Data extracted from a collection
====

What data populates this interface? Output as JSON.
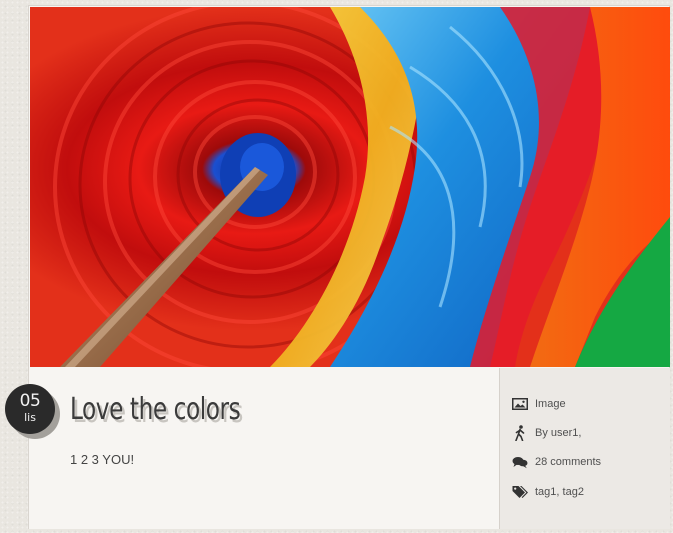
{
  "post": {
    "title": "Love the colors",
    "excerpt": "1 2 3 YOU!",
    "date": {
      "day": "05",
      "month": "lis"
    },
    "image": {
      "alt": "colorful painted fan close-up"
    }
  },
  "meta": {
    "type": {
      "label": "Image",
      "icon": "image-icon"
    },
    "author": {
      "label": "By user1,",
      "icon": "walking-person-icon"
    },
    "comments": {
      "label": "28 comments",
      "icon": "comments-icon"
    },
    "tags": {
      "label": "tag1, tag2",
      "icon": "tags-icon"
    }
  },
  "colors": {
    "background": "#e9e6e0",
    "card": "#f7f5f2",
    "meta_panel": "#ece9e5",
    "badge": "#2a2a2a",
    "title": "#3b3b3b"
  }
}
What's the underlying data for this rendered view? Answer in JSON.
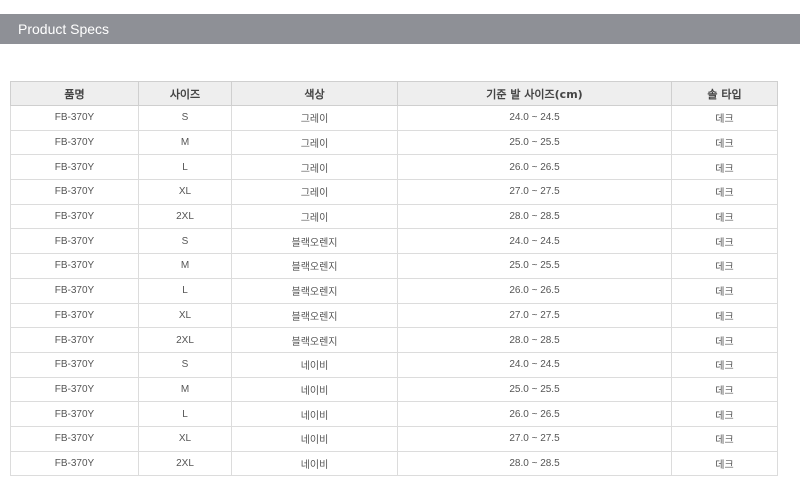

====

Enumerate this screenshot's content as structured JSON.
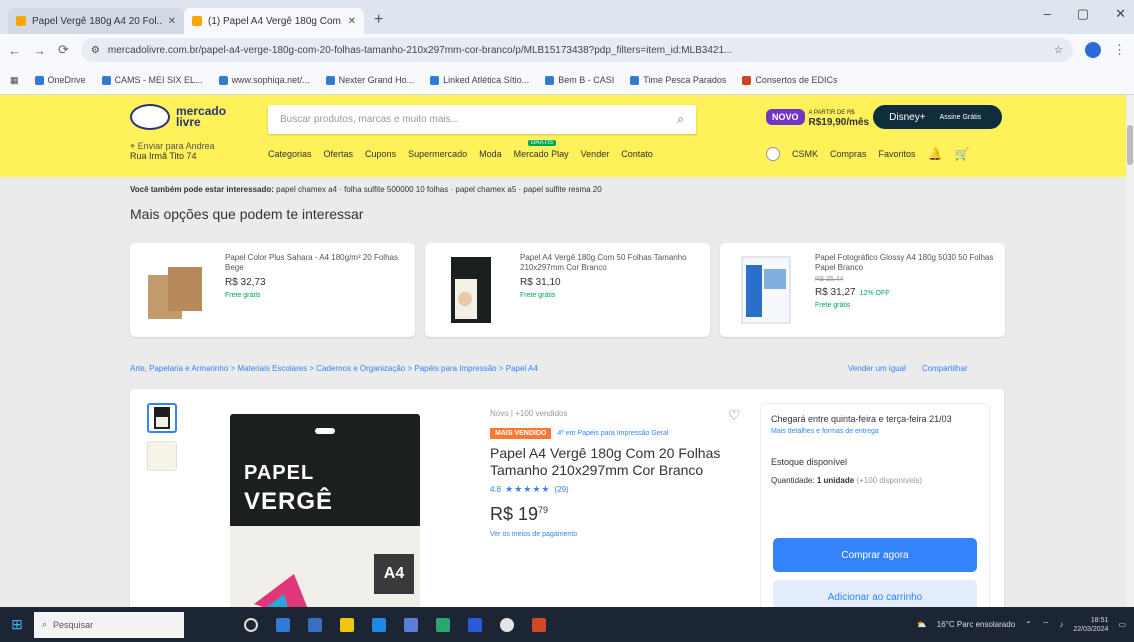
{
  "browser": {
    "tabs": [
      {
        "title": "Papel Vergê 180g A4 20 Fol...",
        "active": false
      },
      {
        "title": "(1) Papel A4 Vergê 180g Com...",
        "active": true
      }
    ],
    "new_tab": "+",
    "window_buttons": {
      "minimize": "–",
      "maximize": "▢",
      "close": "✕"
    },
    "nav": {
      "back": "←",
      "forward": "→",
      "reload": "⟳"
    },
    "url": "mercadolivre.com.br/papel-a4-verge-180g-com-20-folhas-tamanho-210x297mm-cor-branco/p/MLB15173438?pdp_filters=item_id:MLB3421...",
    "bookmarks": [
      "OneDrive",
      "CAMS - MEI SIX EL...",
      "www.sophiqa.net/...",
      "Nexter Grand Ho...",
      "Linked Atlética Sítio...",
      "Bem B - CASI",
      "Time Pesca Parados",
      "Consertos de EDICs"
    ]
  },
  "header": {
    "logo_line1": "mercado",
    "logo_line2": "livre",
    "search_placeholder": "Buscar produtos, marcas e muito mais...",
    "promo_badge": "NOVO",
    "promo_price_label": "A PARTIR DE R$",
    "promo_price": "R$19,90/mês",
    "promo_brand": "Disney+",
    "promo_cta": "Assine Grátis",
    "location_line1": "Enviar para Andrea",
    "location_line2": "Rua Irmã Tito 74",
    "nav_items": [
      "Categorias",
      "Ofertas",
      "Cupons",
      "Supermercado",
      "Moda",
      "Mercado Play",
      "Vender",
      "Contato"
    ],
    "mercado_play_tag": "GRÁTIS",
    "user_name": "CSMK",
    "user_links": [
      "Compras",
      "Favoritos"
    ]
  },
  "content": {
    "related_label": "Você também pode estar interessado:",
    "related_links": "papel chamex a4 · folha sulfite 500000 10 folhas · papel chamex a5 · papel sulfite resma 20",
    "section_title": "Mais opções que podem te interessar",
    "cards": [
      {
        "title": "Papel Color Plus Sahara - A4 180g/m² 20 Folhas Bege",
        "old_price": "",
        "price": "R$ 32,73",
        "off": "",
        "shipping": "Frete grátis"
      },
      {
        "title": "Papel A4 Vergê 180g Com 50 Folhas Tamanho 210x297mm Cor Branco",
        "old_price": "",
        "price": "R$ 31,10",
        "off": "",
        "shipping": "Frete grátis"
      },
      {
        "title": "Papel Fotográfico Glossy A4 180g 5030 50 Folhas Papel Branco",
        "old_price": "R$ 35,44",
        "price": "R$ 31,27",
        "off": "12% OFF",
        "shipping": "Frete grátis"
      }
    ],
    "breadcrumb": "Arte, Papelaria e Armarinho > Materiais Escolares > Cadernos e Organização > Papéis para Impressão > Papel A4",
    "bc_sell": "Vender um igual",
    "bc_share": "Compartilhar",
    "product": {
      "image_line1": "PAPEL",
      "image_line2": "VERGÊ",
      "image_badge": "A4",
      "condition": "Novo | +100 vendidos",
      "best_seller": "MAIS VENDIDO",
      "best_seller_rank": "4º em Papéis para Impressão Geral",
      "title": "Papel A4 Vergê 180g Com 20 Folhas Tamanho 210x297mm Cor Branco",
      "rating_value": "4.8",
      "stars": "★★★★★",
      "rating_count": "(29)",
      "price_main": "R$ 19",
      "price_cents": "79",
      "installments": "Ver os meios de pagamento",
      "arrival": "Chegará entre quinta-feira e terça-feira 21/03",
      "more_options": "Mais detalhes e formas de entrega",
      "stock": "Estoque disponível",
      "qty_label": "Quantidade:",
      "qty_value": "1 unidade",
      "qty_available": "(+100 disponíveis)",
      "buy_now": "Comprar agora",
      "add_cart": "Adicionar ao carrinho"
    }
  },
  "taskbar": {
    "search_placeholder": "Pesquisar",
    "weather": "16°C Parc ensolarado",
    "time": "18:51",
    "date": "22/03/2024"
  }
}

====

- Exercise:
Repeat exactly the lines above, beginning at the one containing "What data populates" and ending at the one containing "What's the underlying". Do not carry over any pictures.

- Written response:
What data populates this interface? Output as JSON.
{
  "post": {
    "title": "Love the colors",
    "excerpt": "1 2 3 YOU!",
    "date": {
      "day": "05",
      "month": "lis"
    },
    "image": {
      "alt": "colorful painted fan close-up"
    }
  },
  "meta": {
    "type": {
      "label": "Image",
      "icon": "image-icon"
    },
    "author": {
      "label": "By user1,",
      "icon": "walking-person-icon"
    },
    "comments": {
      "label": "28 comments",
      "icon": "comments-icon"
    },
    "tags": {
      "label": "tag1, tag2",
      "icon": "tags-icon"
    }
  },
  "colors": {
    "background": "#e9e6e0",
    "card": "#f7f5f2",
    "meta_panel": "#ece9e5",
    "badge": "#2a2a2a",
    "title": "#3b3b3b"
  }
}
What's the underlying data for this rendered view? Answer in JSON.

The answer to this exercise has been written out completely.